EXERCISE PROMPT: An exact copy of the records below is required, and it must contain no pictures.

DATA FOR THIS EXERCISE:
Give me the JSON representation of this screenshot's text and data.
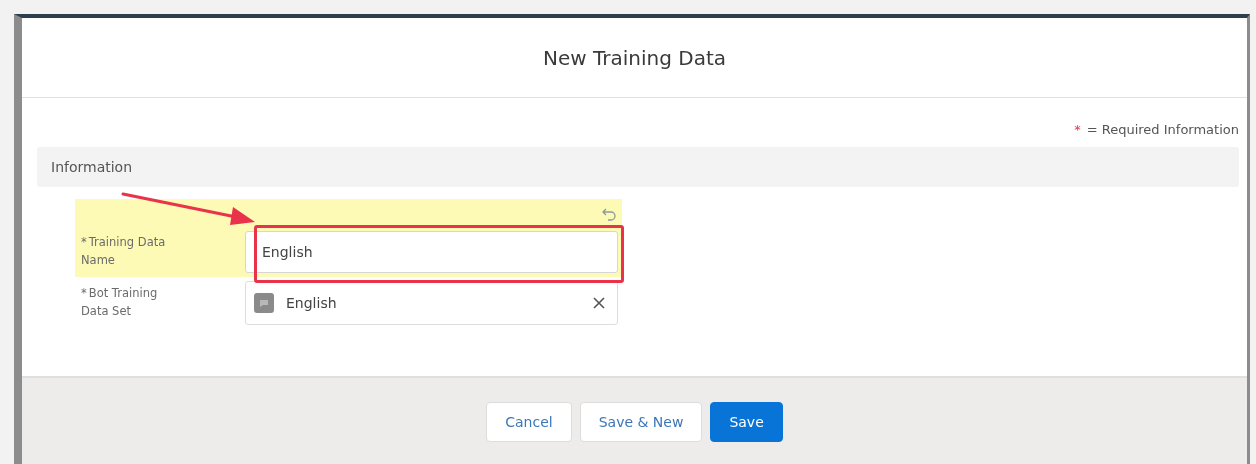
{
  "modal": {
    "title": "New Training Data"
  },
  "legend": {
    "mark": "*",
    "text": "= Required Information"
  },
  "section": {
    "title": "Information"
  },
  "fields": [
    {
      "kind": "text",
      "mark": "*",
      "label": "Training Data Name",
      "value": "English",
      "highlighted": true,
      "changed": true
    },
    {
      "kind": "lookup",
      "mark": "*",
      "label": "Bot Training Data Set",
      "value": "English",
      "highlighted": false,
      "changed": false
    }
  ],
  "buttons": [
    {
      "label": "Cancel",
      "kind": "neutral"
    },
    {
      "label": "Save & New",
      "kind": "neutral"
    },
    {
      "label": "Save",
      "kind": "brand"
    }
  ]
}
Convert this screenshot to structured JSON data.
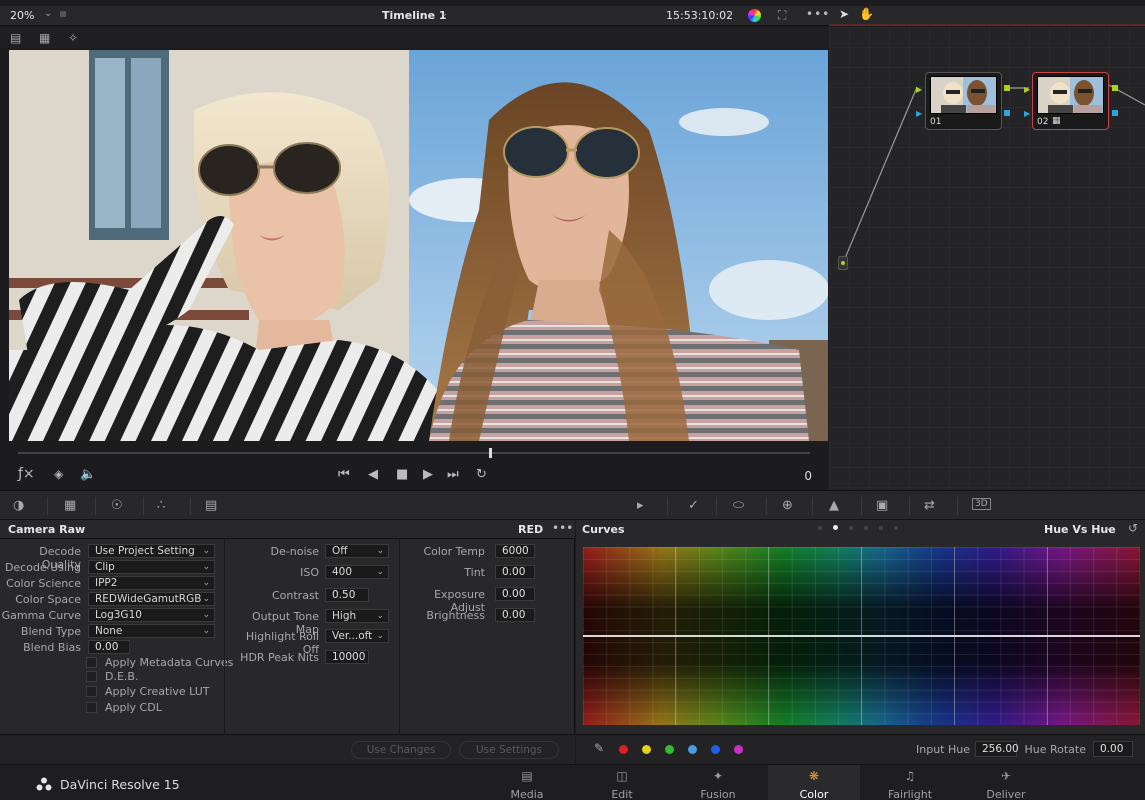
{
  "viewer": {
    "zoom": "20%",
    "timeline_name": "Timeline 1",
    "timecode": "15:53:10:02",
    "frame_count": "0"
  },
  "nodes": [
    {
      "label": "01"
    },
    {
      "label": "02"
    }
  ],
  "camera_raw": {
    "title": "Camera Raw",
    "source": "RED",
    "col1": [
      {
        "label": "Decode Quality",
        "value": "Use Project Setting"
      },
      {
        "label": "Decode Using",
        "value": "Clip"
      },
      {
        "label": "Color Science",
        "value": "IPP2"
      },
      {
        "label": "Color Space",
        "value": "REDWideGamutRGB"
      },
      {
        "label": "Gamma Curve",
        "value": "Log3G10"
      },
      {
        "label": "Blend Type",
        "value": "None"
      }
    ],
    "blend_bias": {
      "label": "Blend Bias",
      "value": "0.00"
    },
    "checkboxes": [
      "Apply Metadata Curves",
      "D.E.B.",
      "Apply Creative LUT",
      "Apply CDL"
    ],
    "col2": {
      "denoise": {
        "label": "De-noise",
        "value": "Off"
      },
      "iso": {
        "label": "ISO",
        "value": "400"
      },
      "contrast": {
        "label": "Contrast",
        "value": "0.50"
      },
      "output_tone_map": {
        "label": "Output Tone Map",
        "value": "High"
      },
      "highlight_roll_off": {
        "label": "Highlight Roll Off",
        "value": "Ver...oft"
      },
      "hdr_peak_nits": {
        "label": "HDR Peak Nits",
        "value": "10000"
      }
    },
    "col3": [
      {
        "label": "Color Temp",
        "value": "6000"
      },
      {
        "label": "Tint",
        "value": "0.00"
      },
      {
        "label": "Exposure Adjust",
        "value": "0.00"
      },
      {
        "label": "Brightness",
        "value": "0.00"
      }
    ],
    "use_changes": "Use Changes",
    "use_settings": "Use Settings"
  },
  "curves": {
    "title": "Curves",
    "mode": "Hue Vs Hue",
    "input_hue_label": "Input Hue",
    "input_hue_value": "256.00",
    "hue_rotate_label": "Hue Rotate",
    "hue_rotate_value": "0.00",
    "swatches": [
      "#e02020",
      "#e6d21c",
      "#2fc02f",
      "#4a9be0",
      "#1f5ee8",
      "#c72fc7"
    ]
  },
  "app": {
    "name": "DaVinci Resolve 15",
    "pages": [
      {
        "label": "Media",
        "icon": "media-icon"
      },
      {
        "label": "Edit",
        "icon": "edit-icon"
      },
      {
        "label": "Fusion",
        "icon": "fusion-icon"
      },
      {
        "label": "Color",
        "icon": "color-icon",
        "active": true
      },
      {
        "label": "Fairlight",
        "icon": "fairlight-icon"
      },
      {
        "label": "Deliver",
        "icon": "deliver-icon"
      }
    ]
  }
}
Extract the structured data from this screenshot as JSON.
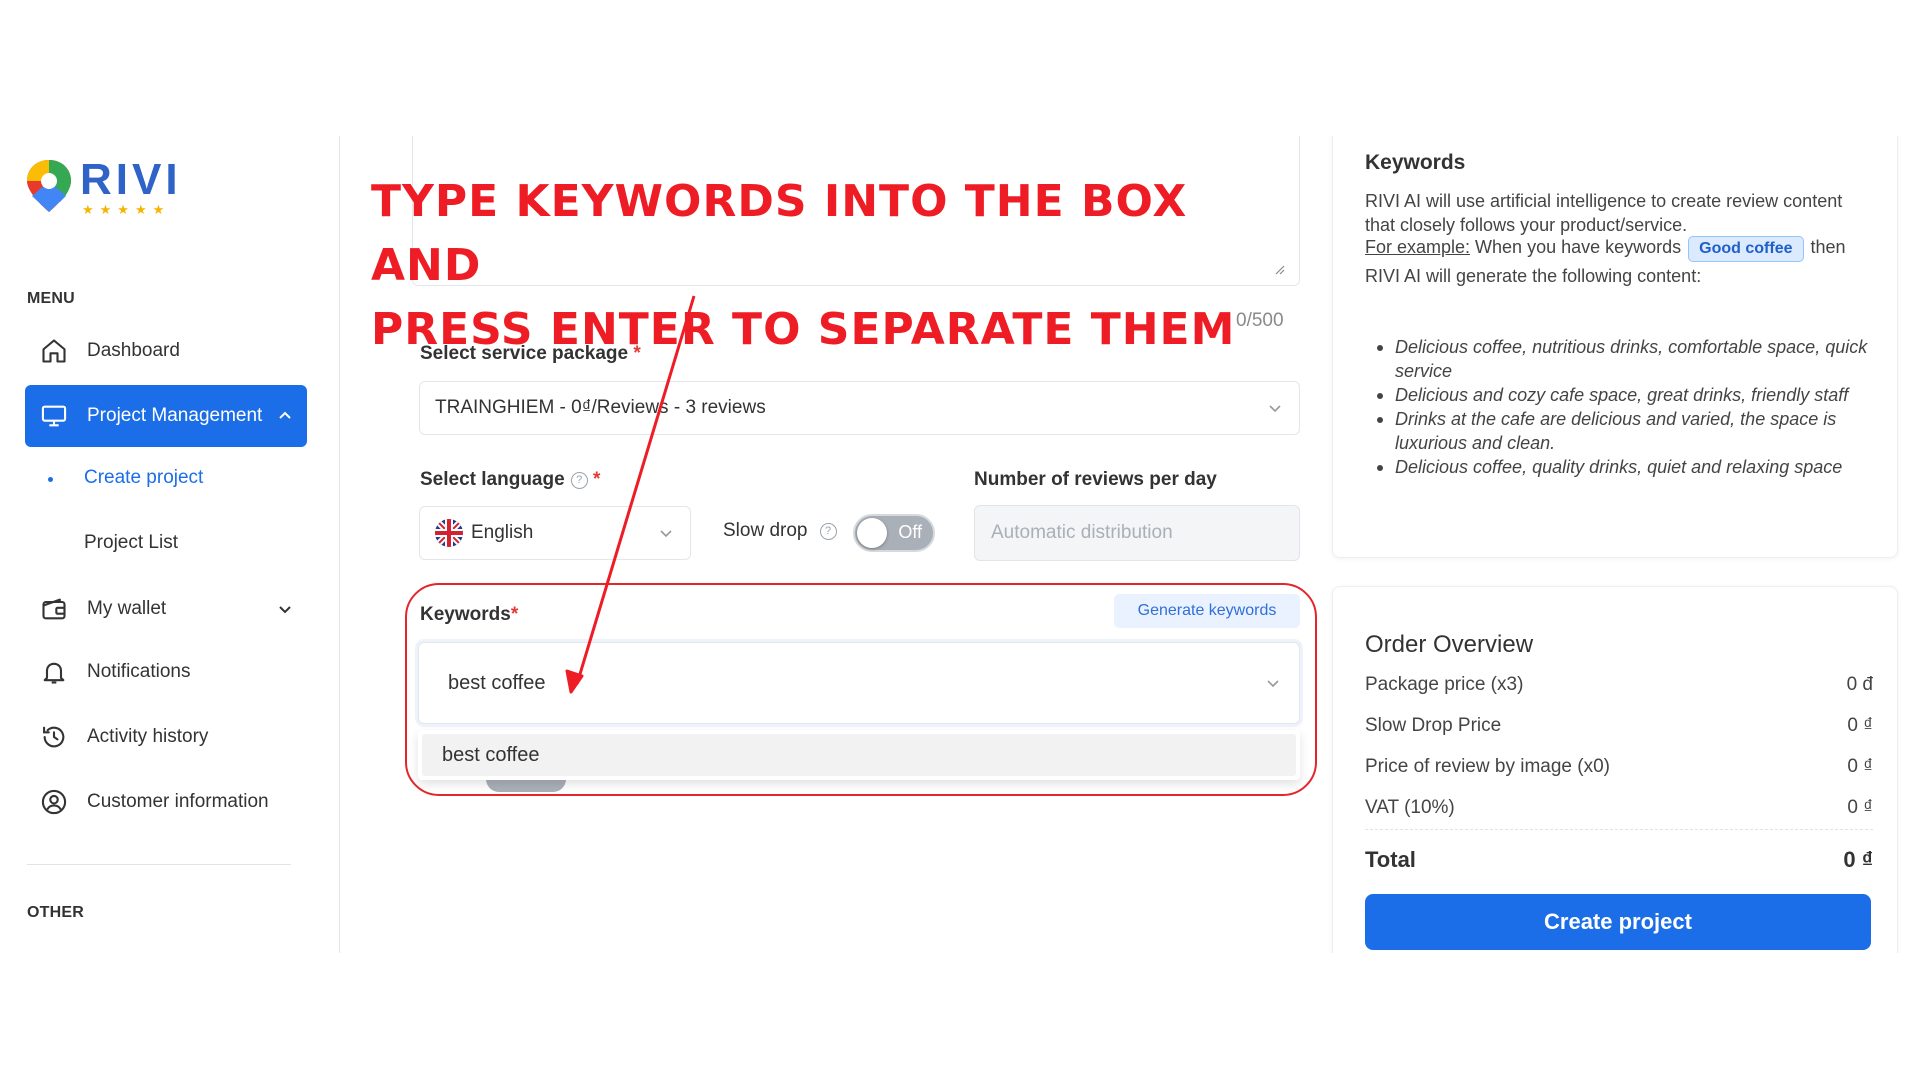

YOUR RESPONSE:
Give me the JSON representation of this screenshot's text and data.
{
  "modal": {
    "title": "New Training Data"
  },
  "legend": {
    "mark": "*",
    "text": "= Required Information"
  },
  "section": {
    "title": "Information"
  },
  "fields": [
    {
      "kind": "text",
      "mark": "*",
      "label": "Training Data Name",
      "value": "English",
      "highlighted": true,
      "changed": true
    },
    {
      "kind": "lookup",
      "mark": "*",
      "label": "Bot Training Data Set",
      "value": "English",
      "highlighted": false,
      "changed": false
    }
  ],
  "buttons": [
    {
      "label": "Cancel",
      "kind": "neutral"
    },
    {
      "label": "Save & New",
      "kind": "neutral"
    },
    {
      "label": "Save",
      "kind": "brand"
    }
  ]
}
Convert this screenshot to structured JSON data.
{
  "viewer": {
    "zoom": "20%",
    "timeline_name": "Timeline 1",
    "timecode": "15:53:10:02",
    "frame_count": "0"
  },
  "nodes": [
    {
      "label": "01"
    },
    {
      "label": "02"
    }
  ],
  "camera_raw": {
    "title": "Camera Raw",
    "source": "RED",
    "col1": [
      {
        "label": "Decode Quality",
        "value": "Use Project Setting"
      },
      {
        "label": "Decode Using",
        "value": "Clip"
      },
      {
        "label": "Color Science",
        "value": "IPP2"
      },
      {
        "label": "Color Space",
        "value": "REDWideGamutRGB"
      },
      {
        "label": "Gamma Curve",
        "value": "Log3G10"
      },
      {
        "label": "Blend Type",
        "value": "None"
      }
    ],
    "blend_bias": {
      "label": "Blend Bias",
      "value": "0.00"
    },
    "checkboxes": [
      "Apply Metadata Curves",
      "D.E.B.",
      "Apply Creative LUT",
      "Apply CDL"
    ],
    "col2": {
      "denoise": {
        "label": "De-noise",
        "value": "Off"
      },
      "iso": {
        "label": "ISO",
        "value": "400"
      },
      "contrast": {
        "label": "Contrast",
        "value": "0.50"
      },
      "output_tone_map": {
        "label": "Output Tone Map",
        "value": "High"
      },
      "highlight_roll_off": {
        "label": "Highlight Roll Off",
        "value": "Ver...oft"
      },
      "hdr_peak_nits": {
        "label": "HDR Peak Nits",
        "value": "10000"
      }
    },
    "col3": [
      {
        "label": "Color Temp",
        "value": "6000"
      },
      {
        "label": "Tint",
        "value": "0.00"
      },
      {
        "label": "Exposure Adjust",
        "value": "0.00"
      },
      {
        "label": "Brightness",
        "value": "0.00"
      }
    ],
    "use_changes": "Use Changes",
    "use_settings": "Use Settings"
  },
  "curves": {
    "title": "Curves",
    "mode": "Hue Vs Hue",
    "input_hue_label": "Input Hue",
    "input_hue_value": "256.00",
    "hue_rotate_label": "Hue Rotate",
    "hue_rotate_value": "0.00",
    "swatches": [
      "#e02020",
      "#e6d21c",
      "#2fc02f",
      "#4a9be0",
      "#1f5ee8",
      "#c72fc7"
    ]
  },
  "app": {
    "name": "DaVinci Resolve 15",
    "pages": [
      {
        "label": "Media",
        "icon": "media-icon"
      },
      {
        "label": "Edit",
        "icon": "edit-icon"
      },
      {
        "label": "Fusion",
        "icon": "fusion-icon"
      },
      {
        "label": "Color",
        "icon": "color-icon",
        "active": true
      },
      {
        "label": "Fairlight",
        "icon": "fairlight-icon"
      },
      {
        "label": "Deliver",
        "icon": "deliver-icon"
      }
    ]
  }
}
Extract the structured data from this screenshot as JSON.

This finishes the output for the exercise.